tighten the stem it’s gonna grind, wear out your headset and make your steering absolutely horrendous. Now the second thing on your
stem is make sure you get your stem in the right position. You can adjust the height of
the stem by way of the spacage which come either under
it or on top of it. What I suggest is you should
experiment with your stem position is because there’s a
sweet spot there for everybody I want to touch on something
really quickly, and that’s the length of your stem under
which the handle bars. Now obviously a lot of you
resort to the bike shop or just bike online. Now what it comes down to is
that the size of your bike is something that is fixed,
however the fit of your bike is something that you can alter. Now it comes down to very
simple things, you know, maybe you feel a little bit
stretched out on your bike You know maybe you got a
70mm or 80mm stem on there bring it back, put 40 or
50 on there, the same time I see a load of people riding
with these handlebars out here you know maybe go from
800mm down to a 760mm bar. These things are fixed, you
can find the sweet spot of your bike just by altering a
few component parts in it. (electronic upbeat music) Now this is a classic
you might well have lent your e-bike to your mate, who
happens to be a down hiller He brings the bike back and the
seat is pointing in the air. Yeah, it’s a cool thing to
do, it’s what down hillers do it’s their most comfortable position. On an e-bike it’s a no no
because that’s simply gonna be forcing your weight over the
back of your bike and that front wheel is gonna
be pouring in the air. The same time you might
well have lent your bike to a super tall rider and
bike’s come back and the seat is all the way back in the rails,
again this is something you want to avoid and need by. You
want a good central balanced position, not one that’s just
biased forwards or rearwards. Seat type really is something
that affects the way you ride Now a lot of downhillers
obviously like to have their seat low down which means you can
maneuver that bike underneath you quite easily. And the same
applies on an e-bike too and even more so because when you
got a seat that is low down you can actually move your body
forwards and backwards a lot easier, than when your seat
is right up in the air. Because you actually quite
affects position when your seat’s up there, obviously it depends
if you got a dropper post or not but make sure that your
seat is actually quite a long way down in the slider there
and not upwards which means you haven’t got that range of movement on your body on your rear bike. (electronic upbeat music) Now finally tyres, I want to
talk about tyres specifically because there’s another video
which you can find on that subject. But things such as
tyre pressure, now obviously this depends on the individual,
I’m about 90 kilos and I tend to run about 25ps to 35ps
in my tyres if they’re tubes. If they’re tubeless I tend to
go up two or three PSI more. But something else which is
really important on your tyre is make sure that they’re
seated correctly on the rim because a lot of the time when
you re-fit a tyre, after you got a punch job maybe you fit
in a new tyre, then make sure that bead is correctly seated
on the rim there, otherwise the tyre is gonna be wobbling
around which is gonna affect your grip levels and
stability on your bike.
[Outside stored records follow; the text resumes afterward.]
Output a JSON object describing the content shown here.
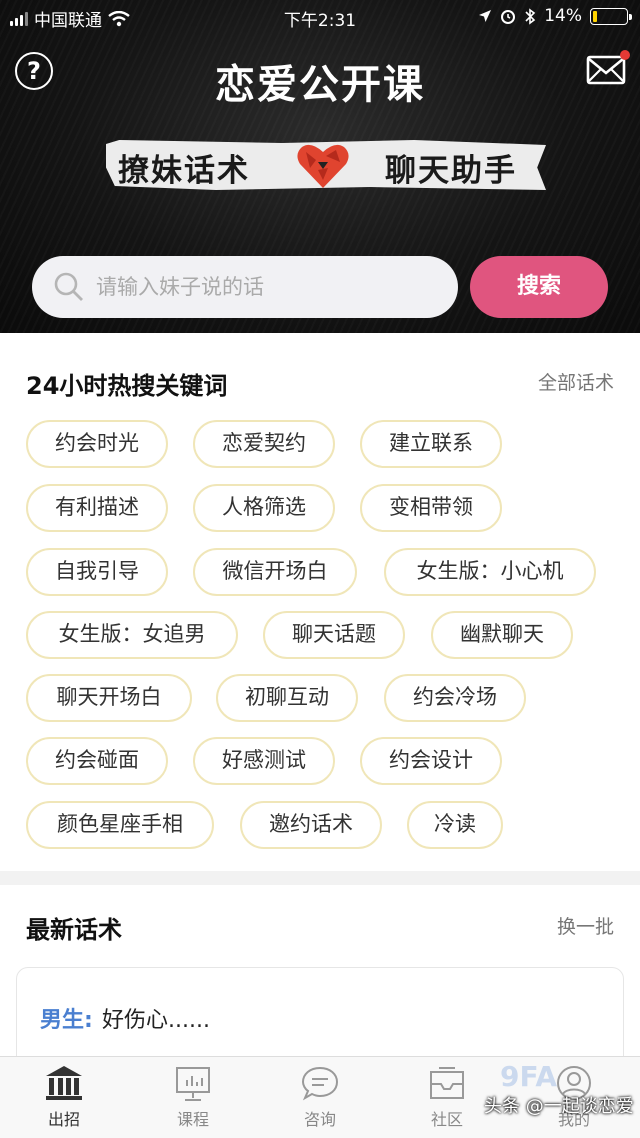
{
  "status_bar": {
    "carrier": "中国联通",
    "time": "下午2:31",
    "battery": "14%",
    "battery_level": 0.14
  },
  "header": {
    "title": "恋爱公开课",
    "help_symbol": "?",
    "banner_left": "撩妹话术",
    "banner_right": "聊天助手",
    "notification_color": "#e53935"
  },
  "search": {
    "placeholder": "请输入妹子说的话",
    "button_label": "搜索",
    "button_color": "#e0557f"
  },
  "hot_keywords": {
    "title": "24小时热搜关键词",
    "link": "全部话术",
    "tags": [
      "约会时光",
      "恋爱契约",
      "建立联系",
      "有利描述",
      "人格筛选",
      "变相带领",
      "自我引导",
      "微信开场白",
      "女生版：小心机",
      "女生版：女追男",
      "聊天话题",
      "幽默聊天",
      "聊天开场白",
      "初聊互动",
      "约会冷场",
      "约会碰面",
      "好感测试",
      "约会设计",
      "颜色星座手相",
      "邀约话术",
      "冷读"
    ]
  },
  "latest": {
    "title": "最新话术",
    "link": "换一批",
    "card": {
      "speaker": "男生:",
      "text": "好伤心......"
    }
  },
  "nav": {
    "items": [
      {
        "label": "出招",
        "icon": "temple-icon"
      },
      {
        "label": "课程",
        "icon": "chart-board-icon"
      },
      {
        "label": "咨询",
        "icon": "chat-bubble-icon"
      },
      {
        "label": "社区",
        "icon": "inbox-icon"
      },
      {
        "label": "我的",
        "icon": "user-icon"
      }
    ]
  },
  "watermark": {
    "text": "头条 @一起谈恋爱",
    "logo": "9FA"
  }
}
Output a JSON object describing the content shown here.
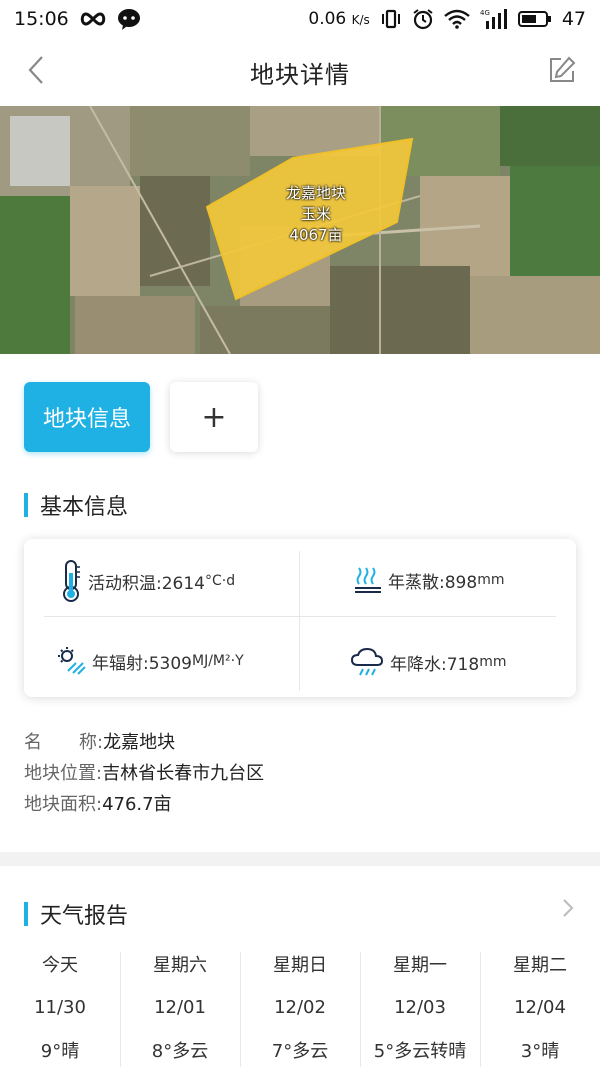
{
  "status_bar": {
    "time": "15:06",
    "network_speed": "0.06",
    "speed_unit": "K/s",
    "battery": "47",
    "icons": [
      "infinity-icon",
      "wechat-icon",
      "vibrate-icon",
      "alarm-icon",
      "wifi-icon",
      "signal-4g-icon",
      "battery-icon"
    ]
  },
  "nav": {
    "title": "地块详情",
    "back_icon": "chevron-left-icon",
    "edit_icon": "edit-icon"
  },
  "map": {
    "plot_name": "龙嘉地块",
    "crop": "玉米",
    "area_label": "4067亩",
    "plot_color": "#f5c93a"
  },
  "tabs": {
    "active_label": "地块信息",
    "add_label": "+"
  },
  "basic_info": {
    "section_title": "基本信息",
    "climate": {
      "temp_label": "活动积温:2614",
      "temp_unit": "°C·d",
      "evap_label": "年蒸散:898",
      "evap_unit": "mm",
      "rad_label": "年辐射:5309",
      "rad_unit": "MJ/M²·Y",
      "precip_label": "年降水:718",
      "precip_unit": "mm"
    },
    "fields": {
      "name_key_a": "名",
      "name_key_b": "称:",
      "name_value": "龙嘉地块",
      "location_key": "地块位置:",
      "location_value": "吉林省长春市九台区",
      "area_key": "地块面积:",
      "area_value": "476.7亩"
    }
  },
  "weather": {
    "section_title": "天气报告",
    "days": [
      {
        "day": "今天",
        "date": "11/30",
        "cond": "9°晴"
      },
      {
        "day": "星期六",
        "date": "12/01",
        "cond": "8°多云"
      },
      {
        "day": "星期日",
        "date": "12/02",
        "cond": "7°多云"
      },
      {
        "day": "星期一",
        "date": "12/03",
        "cond": "5°多云转晴"
      },
      {
        "day": "星期二",
        "date": "12/04",
        "cond": "3°晴"
      }
    ]
  },
  "colors": {
    "accent": "#1fb1e3",
    "plot": "#f5c93a"
  }
}
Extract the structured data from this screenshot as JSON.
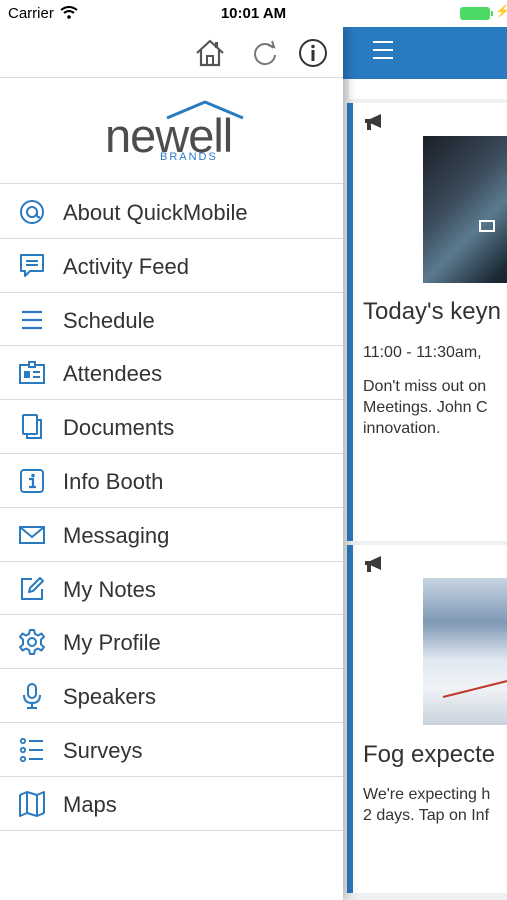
{
  "status_bar": {
    "carrier": "Carrier",
    "time": "10:01 AM"
  },
  "drawer": {
    "toolbar": {
      "icons": [
        "home-icon",
        "refresh-icon",
        "info-icon"
      ]
    },
    "logo": {
      "word": "newell",
      "sub": "BRANDS"
    },
    "menu": [
      {
        "label": "About QuickMobile",
        "icon": "at-target-icon"
      },
      {
        "label": "Activity Feed",
        "icon": "chat-bubble-icon"
      },
      {
        "label": "Schedule",
        "icon": "list-icon"
      },
      {
        "label": "Attendees",
        "icon": "id-card-icon"
      },
      {
        "label": "Documents",
        "icon": "documents-icon"
      },
      {
        "label": "Info Booth",
        "icon": "info-booth-icon"
      },
      {
        "label": "Messaging",
        "icon": "envelope-icon"
      },
      {
        "label": "My Notes",
        "icon": "pencil-note-icon"
      },
      {
        "label": "My Profile",
        "icon": "gear-icon"
      },
      {
        "label": "Speakers",
        "icon": "microphone-icon"
      },
      {
        "label": "Surveys",
        "icon": "survey-list-icon"
      },
      {
        "label": "Maps",
        "icon": "map-icon"
      }
    ]
  },
  "content": {
    "header_icon": "hamburger-menu-icon",
    "cards": [
      {
        "title": "Today's keyn",
        "time": "11:00 - 11:30am,",
        "description": [
          "Don't miss out on",
          "Meetings. John C",
          "innovation."
        ]
      },
      {
        "title": "Fog expecte",
        "description": [
          "We're expecting h",
          "2 days. Tap on Inf"
        ]
      }
    ]
  },
  "colors": {
    "accent": "#2a7ac0",
    "text": "#333333",
    "divider": "#dadada",
    "battery": "#4cd964"
  }
}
So there you go, that’s some
basic set up mistakes on your e-bike and how to avoid them.
If you want to see a video on more advanced cockpit and
fit techniques with your e-bike check the videos down there.
If you’re looking more tyres there’s a in depth tyre
video I can go on and on and on about tyres just down here. Last note, if you got more set
up mistakes, I’m sure there’s hundreds out there. Leave
your comments below, give a thumbs up if you like
this video and click on the globe to subscribe to EMBN
so we can bring you even more e-bike videos.